If a line in the data contains "title", copy it out.

PROVIDED ENTRIES START

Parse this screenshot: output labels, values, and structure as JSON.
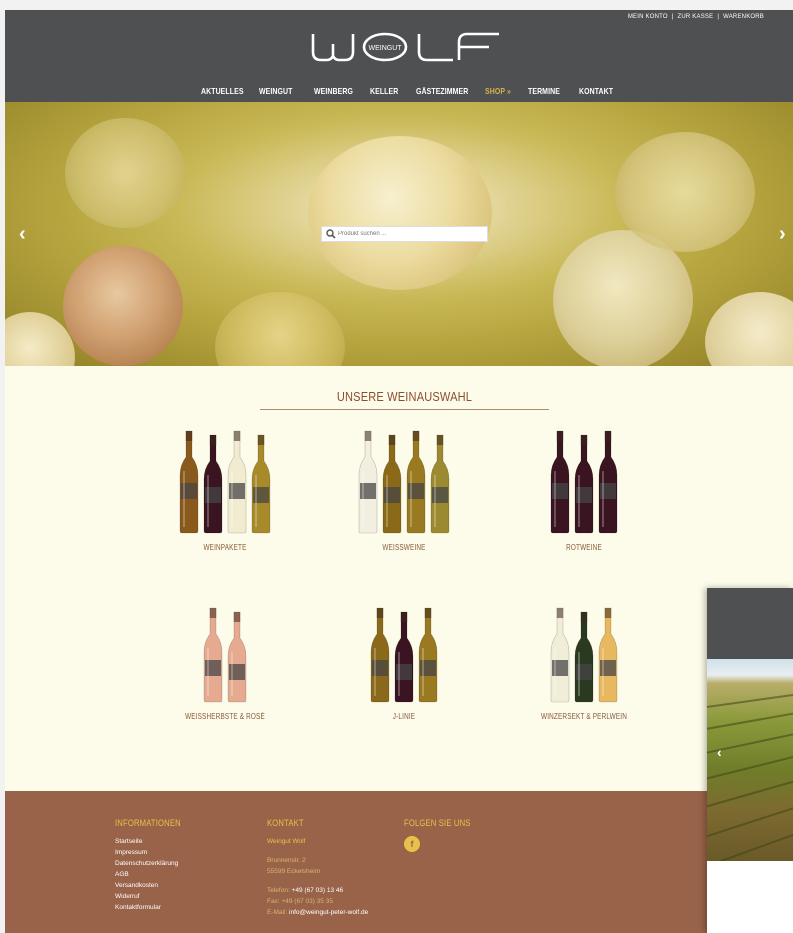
{
  "header": {
    "top_links": [
      "MEIN KONTO",
      "ZUR KASSE",
      "WARENKORB"
    ],
    "logo_left": "W",
    "logo_right": "LF",
    "logo_inner": "WEINGUT",
    "nav": [
      "AKTUELLES",
      "WEINGUT",
      "WEINBERG",
      "KELLER",
      "GÄSTEZIMMER",
      "SHOP »",
      "TERMINE",
      "KONTAKT"
    ],
    "active_nav": "SHOP »"
  },
  "hero": {
    "prev_arrow": "‹",
    "next_arrow": "›",
    "search_placeholder": "Produkt suchen ..."
  },
  "wines": {
    "heading": "UNSERE WEINAUSWAHL",
    "categories": [
      {
        "label": "WEINPAKETE",
        "bottles": [
          "#8a5a1c",
          "#3a1420",
          "#f1ecd0",
          "#a78a2a"
        ]
      },
      {
        "label": "WEISSWEINE",
        "bottles": [
          "#f2efe0",
          "#8a6a18",
          "#9a7a20",
          "#9c8a30"
        ]
      },
      {
        "label": "ROTWEINE",
        "bottles": [
          "#3a1420",
          "#3a1420",
          "#3a1420"
        ]
      },
      {
        "label": "WEISSHERBSTE & ROSÉ",
        "bottles": [
          "#e6aa90",
          "#e6aa90"
        ]
      },
      {
        "label": "J-LINIE",
        "bottles": [
          "#8a6a1a",
          "#3a1420",
          "#9a7a20"
        ]
      },
      {
        "label": "WINZERSEKT & PERLWEIN",
        "bottles": [
          "#f1eed8",
          "#2a3a20",
          "#e8b860"
        ]
      }
    ]
  },
  "footer": {
    "info": {
      "title": "INFORMATIONEN",
      "links": [
        "Startseite",
        "Impressum",
        "Datenschutzerklärung",
        "AGB",
        "Versandkosten",
        "Widerruf",
        "Kontaktformular"
      ]
    },
    "contact": {
      "title": "KONTAKT",
      "name": "Weingut Wolf",
      "street": "Brunnenstr. 2",
      "city": "55599 Eckelsheim",
      "phone_label": "Telefon:",
      "phone": "+49 (67 03) 13 46",
      "fax": "Fax: +49 (67 03) 35 35",
      "email_label": "E-Mail:",
      "email": "info@weingut-peter-wolf.de"
    },
    "social": {
      "title": "FOLGEN SIE UNS",
      "facebook_icon": "facebook-icon",
      "facebook_glyph": "f"
    }
  },
  "popup": {
    "arrow": "‹"
  },
  "colors": {
    "header_bg": "#4f5052",
    "page_bg": "#fdfbea",
    "footer_bg": "#996349",
    "accent_gold": "#e8c14a",
    "heading_brown": "#8a4f2d"
  }
}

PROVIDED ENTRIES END

EXERCISE ANSWER:
      "title": "INFORMATIONEN",
      "title": "KONTAKT",
      "title": "FOLGEN SIE UNS",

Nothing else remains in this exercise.